The biggest reason for this is their understanding of social media – and to that effect, Christianity’s use of social media – as a fad. It isn’t. My post here explains why its not a fad but the next great leap in communication. It isn’t a ‘new and now’, its already mainstream like cell phones and sms. If you’re not on it, you’re forgotten.
If you really want to get Jesus’ message of love and His call to baptize all nations across, you have to understand why young people use social media.
The generation before us relied on telephones for communication with their friends and peers, and that was usually with permission of their parents or guardians. For education or information, they would have to go to a library, buy or borrow books and / or ask someone in person. All of this took time and learning was a time-based process, more often than not taking up a lot of time.
The same used to apply to religious and spiritual growth. The only access they had to being brought up in the faith were their parents’ message to them
The current generation, however, is the generation of immediate access. In seconds, a young person can whip out their smartphone, type in ‘Summa Theologica’ in their phone’s browser and download the entire legendary Christian volumes. In that same amount of time, our parents would have only been able to write down the name of the tome and its writer’s name (St. Thomas Aquinas).
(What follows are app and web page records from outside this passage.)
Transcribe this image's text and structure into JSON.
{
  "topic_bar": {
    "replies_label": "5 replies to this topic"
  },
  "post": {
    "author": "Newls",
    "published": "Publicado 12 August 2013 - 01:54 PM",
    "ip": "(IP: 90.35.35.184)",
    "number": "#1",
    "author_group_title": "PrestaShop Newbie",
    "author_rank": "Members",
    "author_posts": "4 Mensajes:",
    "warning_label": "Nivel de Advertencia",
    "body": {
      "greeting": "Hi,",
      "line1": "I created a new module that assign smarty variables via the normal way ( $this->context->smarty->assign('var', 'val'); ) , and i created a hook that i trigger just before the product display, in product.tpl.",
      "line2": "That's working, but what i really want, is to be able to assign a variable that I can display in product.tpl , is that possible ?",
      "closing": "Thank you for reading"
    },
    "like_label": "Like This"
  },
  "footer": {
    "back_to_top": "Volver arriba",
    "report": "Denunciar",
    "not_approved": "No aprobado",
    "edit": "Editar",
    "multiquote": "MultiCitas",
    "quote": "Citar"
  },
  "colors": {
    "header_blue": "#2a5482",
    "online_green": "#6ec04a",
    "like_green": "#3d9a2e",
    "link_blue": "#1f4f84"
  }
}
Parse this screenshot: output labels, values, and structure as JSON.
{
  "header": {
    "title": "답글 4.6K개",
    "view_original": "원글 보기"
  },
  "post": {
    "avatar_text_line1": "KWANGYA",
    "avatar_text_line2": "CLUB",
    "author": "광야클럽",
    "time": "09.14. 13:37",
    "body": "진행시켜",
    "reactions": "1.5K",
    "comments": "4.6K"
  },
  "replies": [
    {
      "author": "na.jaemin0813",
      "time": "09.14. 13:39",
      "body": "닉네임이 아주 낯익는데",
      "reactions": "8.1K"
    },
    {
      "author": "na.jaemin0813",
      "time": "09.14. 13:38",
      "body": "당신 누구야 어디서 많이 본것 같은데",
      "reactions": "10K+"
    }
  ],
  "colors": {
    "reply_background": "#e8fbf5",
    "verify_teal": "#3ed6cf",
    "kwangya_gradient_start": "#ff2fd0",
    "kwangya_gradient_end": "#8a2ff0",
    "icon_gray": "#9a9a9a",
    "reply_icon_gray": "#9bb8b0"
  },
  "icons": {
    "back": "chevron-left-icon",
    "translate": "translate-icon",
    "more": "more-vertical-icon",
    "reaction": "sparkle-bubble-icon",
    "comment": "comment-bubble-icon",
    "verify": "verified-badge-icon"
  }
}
They have immediate access to their friends, and more importantly, to their peers on an every shrinking global circle of trust – or mistrust. When they have a doubt today about Christianity, Jesus, major decisions in life in relation to their faith, they don’t call up their closest priest or nun, pastor or youth minister. Their first port of call is that new god of information: Google. Yup, they will first search the web.
If that gives them some sort of answer or even no answer at all – which is hardly the case – their next move is to get onto Facebook and ask their friends. Even worse – or better, depending on how morally upright their network is – they’ll simply put their query and Google finding as their status and ask the world for its opinion.
THIS is where you come in. YOU – as someone involved in ministering to youth – should have been the first person they messaged, called, and in this case should be the first person to respond to their Facebook status.
So how do you go about it? Well, that’s Step 2. And we’re still on Step 1, there’s quite a bit to know about it before you begin. Like reading up on building trust online. Go get a copy of Chris Brogan’s Trust Agents, probably the best social media book you’ll ever buy. I’ll cover that in Step 2.
In closing for today, here’s a though: What if there were a bunch of people trusted by youth on Facebook, whom they could turn to when curious about Christianity? Who would they be? Would you like to be part of that bunch? Trusted? Mature? Strong in your Christian foundation and exploding with a desire to make Him manifest in their lives?